This author argues that a unifying theme in all the freedom movements and protests et al. is that a group of people want to be included, to be seen, to be heard, and to be considered as part of the others who enjoy some form of benefits or privileges.
What does Inclusion mean to you?
Let us go back to all the struggles for independence that African nations fought over the years — the decolonization of Africa. These agitations stemmed from unequal resource allocation, the standard of life, distribution of wealth, exploitation, and marginalization.
There is also a trend of exclusion that characterized the protests of the black communities in America — the civil rights movement and Martin Luther King Jr’s famous “I Have a Dream” speech. You must have heard of this guy:
But let us also come home to more recent events. We’ve had the BLM movement (black lives matter ✊🏾), LGBTQIAPK+ movements, and the list goes on… And yes, there are some nuances in these instances but the goal is the same — a fight for inclusion.
But we don’t want to fight now, do we? Just like The Cavemen sing about being our brother’s keeper, we should also consider the people around us that may be feeling left out. Take a minute to think about Kwaku the traveler that drives you to important meetings and picks your kids up from school, or James that keeps the compound and the gates, and does your laundry so you can look sharp like Martin up there. Let’s not leave out Mrs. Patience who tends to your domestic needs 24/7; keeps the house spotless, and still manages to patiently cater to your two kids as well as her own four kids at home.
These people are left out of a myriad of privileges many of us enjoy under the cover of formal employment. How does Mrs. Patience cover medical bills when her kids are really sick? or when school fees are due and her husband has just been recently put out of work? My guess is she will probably come to you for a loan that you are unprepared to give out but have to because she is very important to you and your family as well.
It would also be of immense benefit to Kwaku and James if the ”informal” work they do for you can be validated with payslips that will give them access to a better life; and benefits only available to people that work in large corporations.

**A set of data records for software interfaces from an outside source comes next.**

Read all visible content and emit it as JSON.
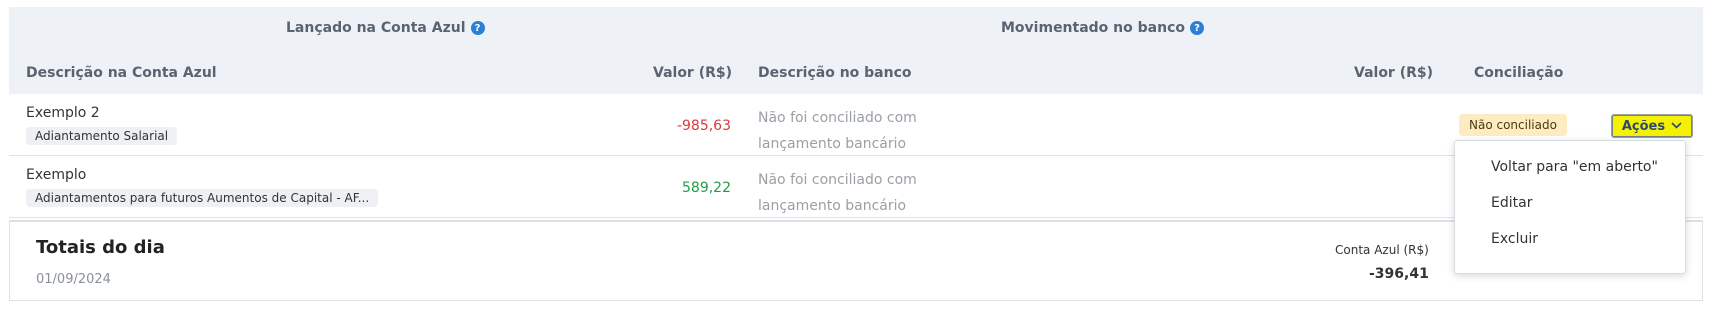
{
  "group_headers": {
    "conta_azul": "Lançado na Conta Azul",
    "banco": "Movimentado no banco",
    "help_icon_glyph": "?"
  },
  "columns": {
    "descricao_conta_azul": "Descrição na Conta Azul",
    "valor_conta_azul": "Valor (R$)",
    "descricao_banco": "Descrição no banco",
    "valor_banco": "Valor (R$)",
    "conciliacao": "Conciliação"
  },
  "rows": [
    {
      "title": "Exemplo 2",
      "category": "Adiantamento Salarial",
      "amount": "-985,63",
      "bank_description": "Não foi conciliado com lançamento bancário",
      "status": "Não conciliado",
      "actions_label": "Ações"
    },
    {
      "title": "Exemplo",
      "category": "Adiantamentos para futuros Aumentos de Capital - AF...",
      "amount": "589,22",
      "bank_description": "Não foi conciliado com lançamento bancário"
    }
  ],
  "totals": {
    "title": "Totais do dia",
    "date": "01/09/2024",
    "conta_azul_label": "Conta Azul (R$)",
    "conta_azul_value": "-396,41"
  },
  "actions_menu": {
    "items": [
      "Voltar para \"em aberto\"",
      "Editar",
      "Excluir"
    ]
  },
  "colors": {
    "negative": "#d93a3a",
    "positive": "#1e9e46",
    "actions_button": "#f4f200",
    "status_badge": "#fdebc2",
    "header_bg": "#eef2f7",
    "help_icon": "#2b7fd6"
  },
  "icons": {
    "help": "help-icon",
    "actions_chevron": "chevron-down-icon"
  }
}
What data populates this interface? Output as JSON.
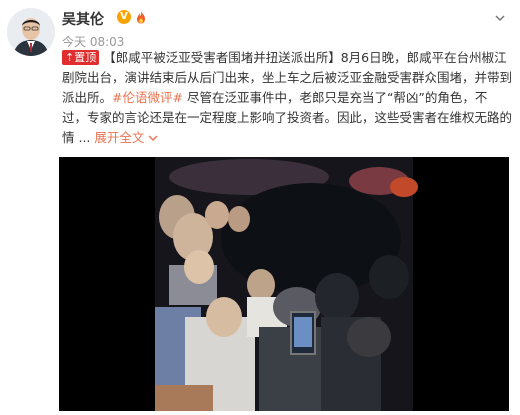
{
  "user": {
    "name": "吴其伦",
    "verified_badge": "V",
    "verified_color": "#f7a400"
  },
  "post": {
    "timestamp": "今天 08:03",
    "pin_label": "置顶",
    "headline": "【郎咸平被泛亚受害者围堵并扭送派出所】",
    "body_1": "8月6日晚，郎咸平在台州椒江剧院出台，演讲结束后从后门出来，坐上车之后被泛亚金融受害群众围堵，并带到派出所。",
    "hashtag": "#伦语微评#",
    "body_2": " 尽管在泛亚事件中，老郎只是充当了“帮凶”的角色，不过，专家的言论还是在一定程度上影响了投资者。因此，这些受害者在维权无路的情 ...",
    "expand_label": "展开全文",
    "expand_icon": "chevron-down-icon"
  },
  "colors": {
    "link": "#eb7350",
    "pin": "#e02d2d"
  },
  "icons": {
    "menu": "chevron-down-icon",
    "special_badge": "fire-icon"
  }
}
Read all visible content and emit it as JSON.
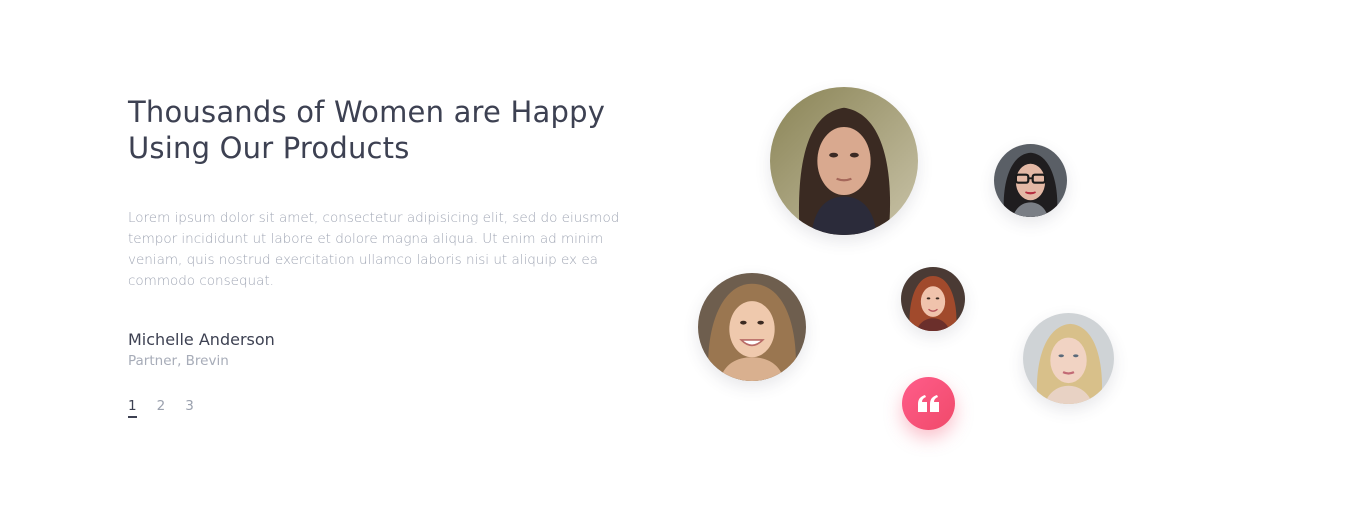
{
  "testimonial": {
    "headline_line1": "Thousands of Women are Happy",
    "headline_line2": "Using Our Products",
    "body": "Lorem ipsum dolor sit amet, consectetur adipisicing elit, sed do eiusmod tempor incididunt ut labore et dolore magna aliqua. Ut enim ad minim veniam, quis nostrud exercitation ullamco laboris nisi ut aliquip ex ea commodo consequat.",
    "author_name": "Michelle Anderson",
    "author_role": "Partner, Brevin"
  },
  "pager": {
    "pages": [
      "1",
      "2",
      "3"
    ],
    "active": "1"
  },
  "avatars": {
    "count": 6
  },
  "quote_button": {
    "icon": "quote-icon"
  },
  "colors": {
    "heading": "#3d4152",
    "body_text": "#a0a6b4",
    "accent_start": "#ff5c8a",
    "accent_end": "#f04a6a"
  }
}
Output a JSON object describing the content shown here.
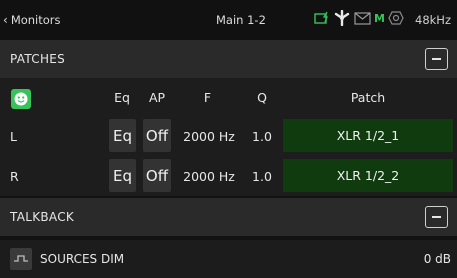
{
  "topbar": {
    "back_label": "Monitors",
    "title": "Main 1-2",
    "status_m": "M",
    "sample_rate": "48kHz",
    "icons": [
      "card-power-icon",
      "fan-icon",
      "mail-icon",
      "m-indicator",
      "hex-icon"
    ],
    "colors": {
      "ok": "#37c35a",
      "warn": "#c8c8c8"
    }
  },
  "patches": {
    "title": "PATCHES",
    "headers": {
      "eq": "Eq",
      "ap": "AP",
      "f": "F",
      "q": "Q",
      "patch": "Patch"
    },
    "rows": [
      {
        "label": "L",
        "eq": "Eq",
        "ap": "Off",
        "f": "2000 Hz",
        "q": "1.0",
        "patch": "XLR 1/2_1"
      },
      {
        "label": "R",
        "eq": "Eq",
        "ap": "Off",
        "f": "2000 Hz",
        "q": "1.0",
        "patch": "XLR 1/2_2"
      }
    ],
    "patch_color": "#0f3b0f",
    "accent": "#37c35a"
  },
  "talkback": {
    "title": "TALKBACK"
  },
  "sources_dim": {
    "label": "SOURCES DIM",
    "value": "0 dB"
  }
}
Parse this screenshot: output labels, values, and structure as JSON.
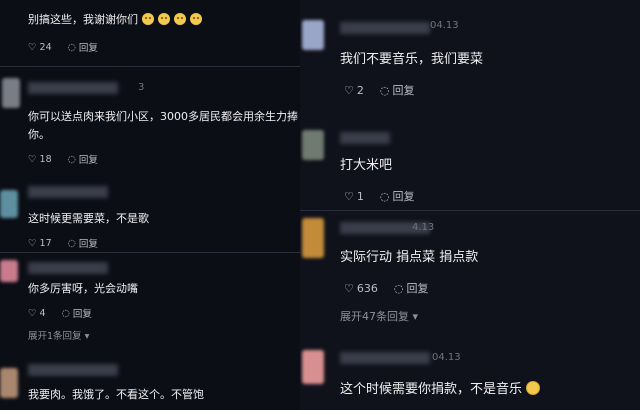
{
  "left": {
    "comments": [
      {
        "text": "别搞这些，我谢谢你们",
        "likes": "24",
        "reply_label": "回复"
      },
      {
        "date": "3",
        "text_line1": "你可以送点肉来我们小区，3000多居民都会用余生力捧",
        "text_line2": "你。",
        "likes": "18",
        "reply_label": "回复"
      },
      {
        "text": "这时候更需要菜，不是歌",
        "likes": "17",
        "reply_label": "回复"
      },
      {
        "text": "你多厉害呀，光会动嘴",
        "likes": "4",
        "reply_label": "回复",
        "expand": "展开1条回复"
      },
      {
        "text": "我要肉。我饿了。不看这个。不管饱"
      }
    ]
  },
  "right": {
    "comments": [
      {
        "date": "04.13",
        "text": "我们不要音乐，我们要菜",
        "likes": "2",
        "reply_label": "回复"
      },
      {
        "text": "打大米吧",
        "likes": "1",
        "reply_label": "回复"
      },
      {
        "date": "4.13",
        "text": "实际行动 捐点菜 捐点款",
        "likes": "636",
        "reply_label": "回复",
        "expand": "展开47条回复"
      },
      {
        "date": "04.13",
        "text": "这个时候需要你捐款，不是音乐"
      }
    ]
  },
  "colors": {
    "background": "#0b0d14",
    "text": "#f0f0f2",
    "muted": "#b9bcc6"
  },
  "icons": {
    "like": "heart-outline-icon",
    "reply": "speech-bubble-icon",
    "expand": "caret-down-icon"
  }
}
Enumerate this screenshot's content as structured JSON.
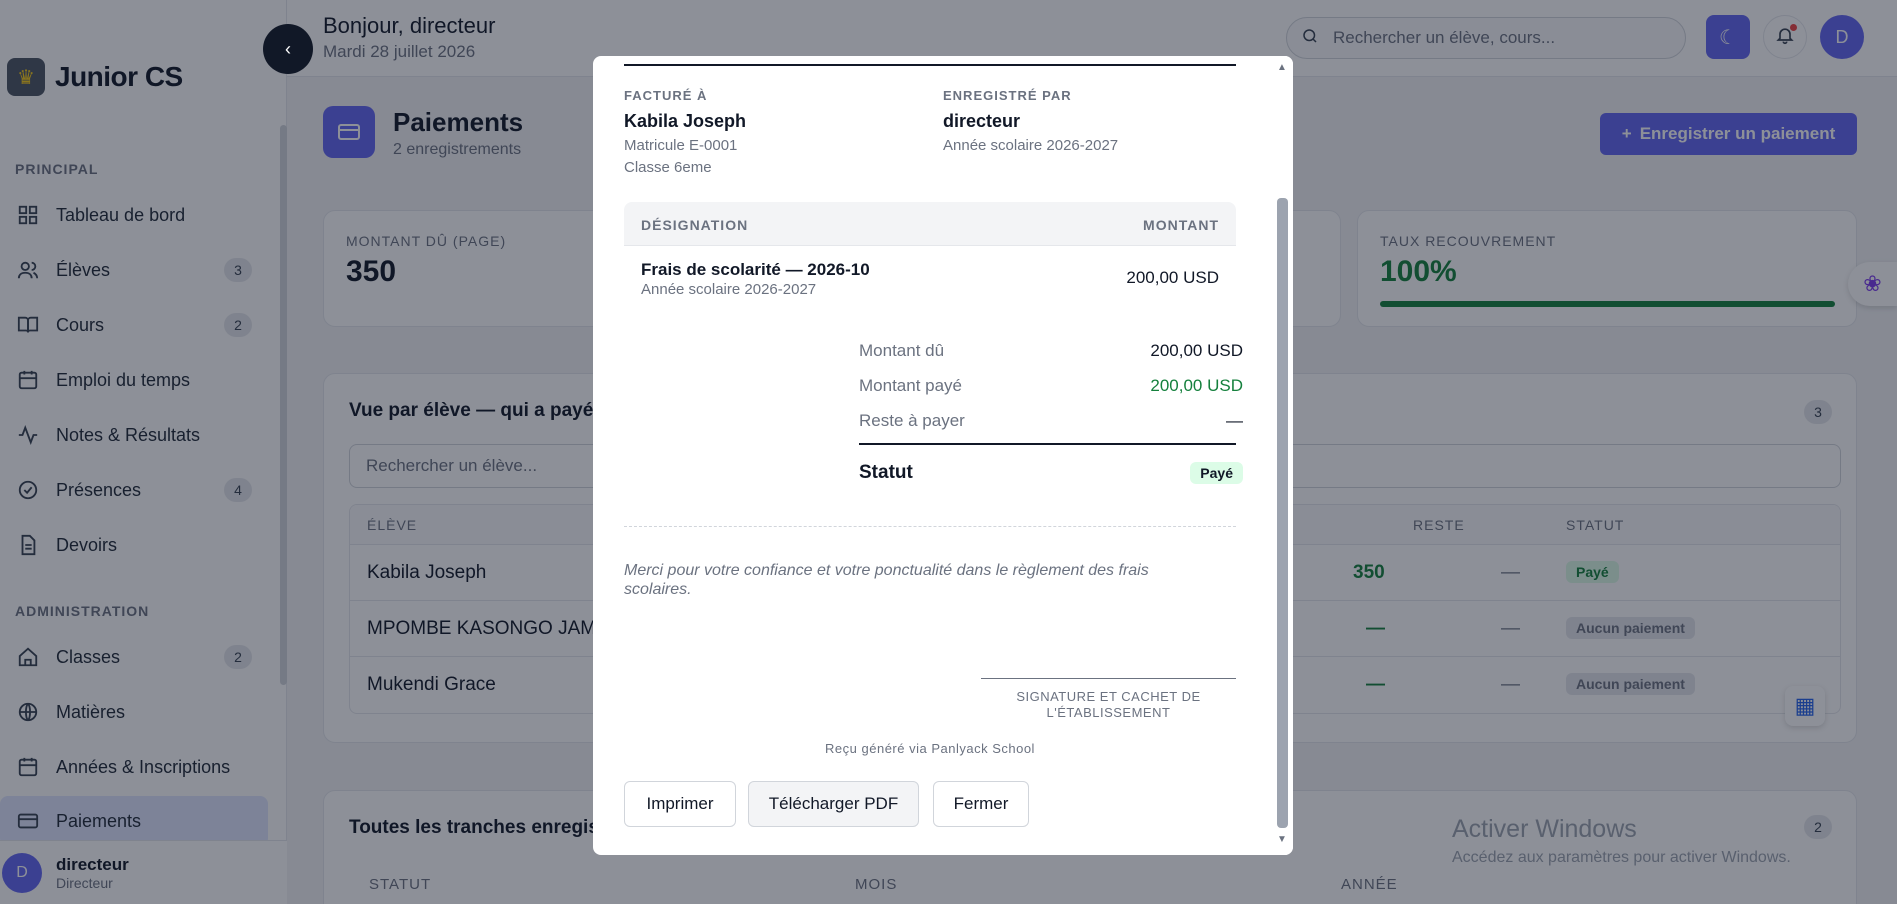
{
  "brand": {
    "name": "Junior CS"
  },
  "header": {
    "greeting": "Bonjour, directeur",
    "date": "Mardi 28 juillet 2026",
    "search_placeholder": "Rechercher un élève, cours...",
    "avatar_initial": "D"
  },
  "sidebar": {
    "section_principal": "PRINCIPAL",
    "section_admin": "ADMINISTRATION",
    "items": [
      {
        "label": "Tableau de bord",
        "icon": "grid-icon",
        "count": ""
      },
      {
        "label": "Élèves",
        "icon": "users-icon",
        "count": "3"
      },
      {
        "label": "Cours",
        "icon": "book-icon",
        "count": "2"
      },
      {
        "label": "Emploi du temps",
        "icon": "calendar-icon",
        "count": ""
      },
      {
        "label": "Notes & Résultats",
        "icon": "activity-icon",
        "count": ""
      },
      {
        "label": "Présences",
        "icon": "check-circle-icon",
        "count": "4"
      },
      {
        "label": "Devoirs",
        "icon": "file-icon",
        "count": ""
      },
      {
        "label": "Classes",
        "icon": "home-icon",
        "count": "2"
      },
      {
        "label": "Matières",
        "icon": "globe-icon",
        "count": ""
      },
      {
        "label": "Années & Inscriptions",
        "icon": "calendar-icon",
        "count": ""
      },
      {
        "label": "Paiements",
        "icon": "card-icon",
        "count": ""
      }
    ],
    "user": {
      "initial": "D",
      "name": "directeur",
      "role": "Directeur"
    }
  },
  "main": {
    "title": "Paiements",
    "subtitle": "2 enregistrements",
    "primary_button": "Enregistrer un paiement",
    "stats": [
      {
        "label": "MONTANT DÛ (PAGE)",
        "value": "350"
      },
      {
        "label": "TAUX RECOUVREMENT",
        "value": "100%",
        "progress": 1.0
      }
    ],
    "student_view": {
      "title": "Vue par élève — qui a payé, c",
      "count": "3",
      "filter_placeholder": "Rechercher un élève...",
      "columns": [
        "ÉLÈVE",
        "RESTE",
        "STATUT"
      ],
      "rows": [
        {
          "name": "Kabila Joseph",
          "paid": "350",
          "reste": "—",
          "statut": "Payé"
        },
        {
          "name": "MPOMBE KASONGO JAM",
          "paid": "—",
          "reste": "—",
          "statut": "Aucun paiement"
        },
        {
          "name": "Mukendi Grace",
          "paid": "—",
          "reste": "—",
          "statut": "Aucun paiement"
        }
      ]
    },
    "tranches": {
      "title": "Toutes les tranches enregistr",
      "count": "2",
      "columns": [
        "STATUT",
        "MOIS",
        "ANNÉE"
      ]
    },
    "watermark": {
      "title": "Activer Windows",
      "sub": "Accédez aux paramètres pour activer Windows."
    }
  },
  "receipt": {
    "billed_to_label": "FACTURÉ À",
    "billed_name": "Kabila Joseph",
    "matricule": "Matricule E-0001",
    "classe": "Classe 6eme",
    "recorded_by_label": "ENREGISTRÉ PAR",
    "recorded_by": "directeur",
    "school_year": "Année scolaire 2026-2027",
    "table": {
      "col_designation": "DÉSIGNATION",
      "col_montant": "MONTANT",
      "item_name": "Frais de scolarité — 2026-10",
      "item_sub": "Année scolaire 2026-2027",
      "item_amount": "200,00 USD"
    },
    "summary": {
      "due_label": "Montant dû",
      "due_value": "200,00 USD",
      "paid_label": "Montant payé",
      "paid_value": "200,00 USD",
      "rest_label": "Reste à payer",
      "rest_value": "—",
      "status_label": "Statut",
      "status_value": "Payé"
    },
    "thanks": "Merci pour votre confiance et votre ponctualité dans le règlement des frais scolaires.",
    "signature": "SIGNATURE ET CACHET DE L'ÉTABLISSEMENT",
    "generated": "Reçu généré via Panlyack School",
    "buttons": {
      "print": "Imprimer",
      "pdf": "Télécharger PDF",
      "close": "Fermer"
    }
  }
}
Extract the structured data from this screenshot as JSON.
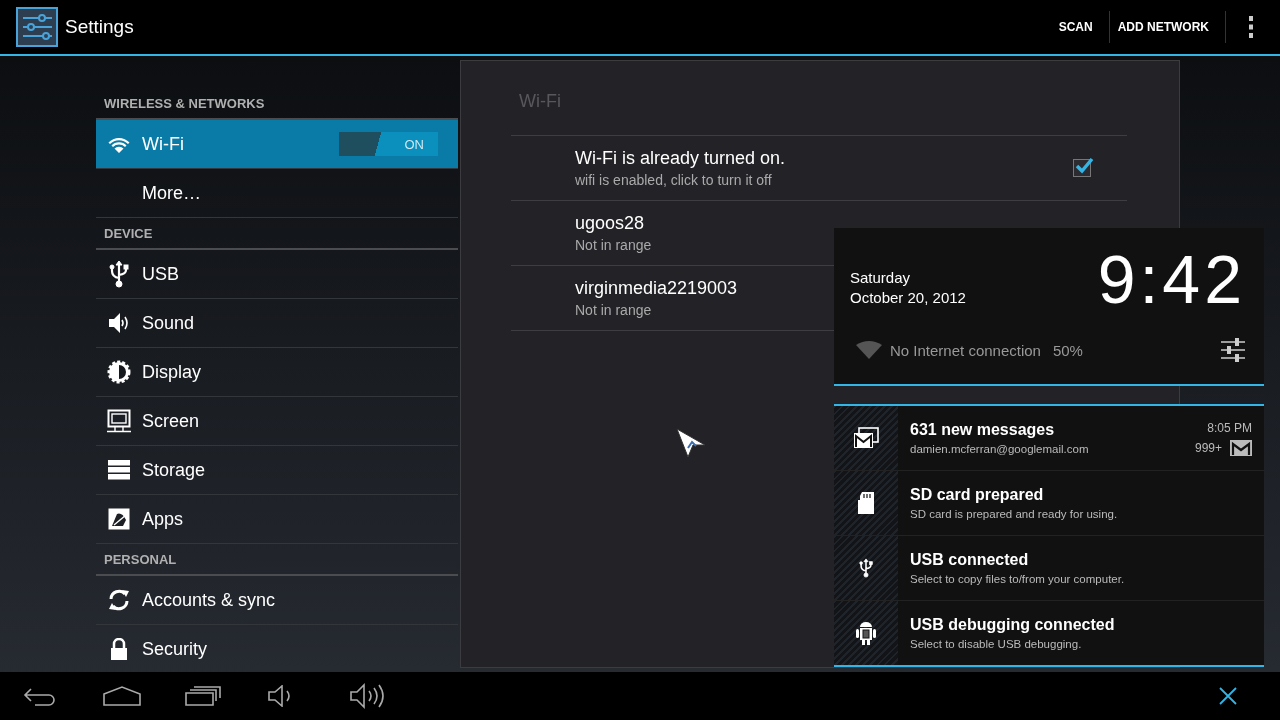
{
  "action_bar": {
    "title": "Settings",
    "actions": [
      "SCAN",
      "ADD NETWORK"
    ]
  },
  "sidebar": {
    "sections": [
      {
        "header": "WIRELESS & NETWORKS",
        "items": [
          {
            "label": "Wi-Fi",
            "selected": true,
            "toggle": {
              "on": true,
              "label": "ON"
            }
          },
          {
            "label": "More…",
            "selected": false
          }
        ]
      },
      {
        "header": "DEVICE",
        "items": [
          {
            "label": "USB",
            "selected": false
          },
          {
            "label": "Sound",
            "selected": false
          },
          {
            "label": "Display",
            "selected": false
          },
          {
            "label": "Screen",
            "selected": false
          },
          {
            "label": "Storage",
            "selected": false
          },
          {
            "label": "Apps",
            "selected": false
          }
        ]
      },
      {
        "header": "PERSONAL",
        "items": [
          {
            "label": "Accounts & sync",
            "selected": false
          },
          {
            "label": "Security",
            "selected": false
          }
        ]
      }
    ]
  },
  "main_panel": {
    "title": "Wi-Fi",
    "rows": [
      {
        "kind": "toggle",
        "title": "Wi-Fi is already turned on.",
        "subtitle": "wifi is enabled, click to turn it off",
        "checked": true
      },
      {
        "kind": "network",
        "title": "ugoos28",
        "subtitle": "Not in range"
      },
      {
        "kind": "network",
        "title": "virginmedia2219003",
        "subtitle": "Not in range"
      }
    ]
  },
  "notification_panel": {
    "day": "Saturday",
    "date": "October 20, 2012",
    "time": "9:42",
    "connection": "No Internet connection",
    "battery": "50%",
    "notifications": [
      {
        "kind": "mail",
        "title": "631 new messages",
        "text": "damien.mcferran@googlemail.com",
        "time": "8:05 PM",
        "count": "999+"
      },
      {
        "kind": "sd",
        "title": "SD card prepared",
        "text": "SD card is prepared and ready for using."
      },
      {
        "kind": "usb",
        "title": "USB connected",
        "text": "Select to copy files to/from your computer."
      },
      {
        "kind": "debug",
        "title": "USB debugging connected",
        "text": "Select to disable USB debugging."
      }
    ]
  }
}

It’s the right thing to do, and Martin would agree. Don’t you Martin?
I think he does 🙂. Now we’re all about reducing the barriers to entry for Africans to be able to access a world of endless possibilities, and we are iterating, feature by feature until everyone is included.
Until we are all free, we are none of us free — Emma Lazarus
Well, now that you know how it feels to be left out, click here to get Inclusive.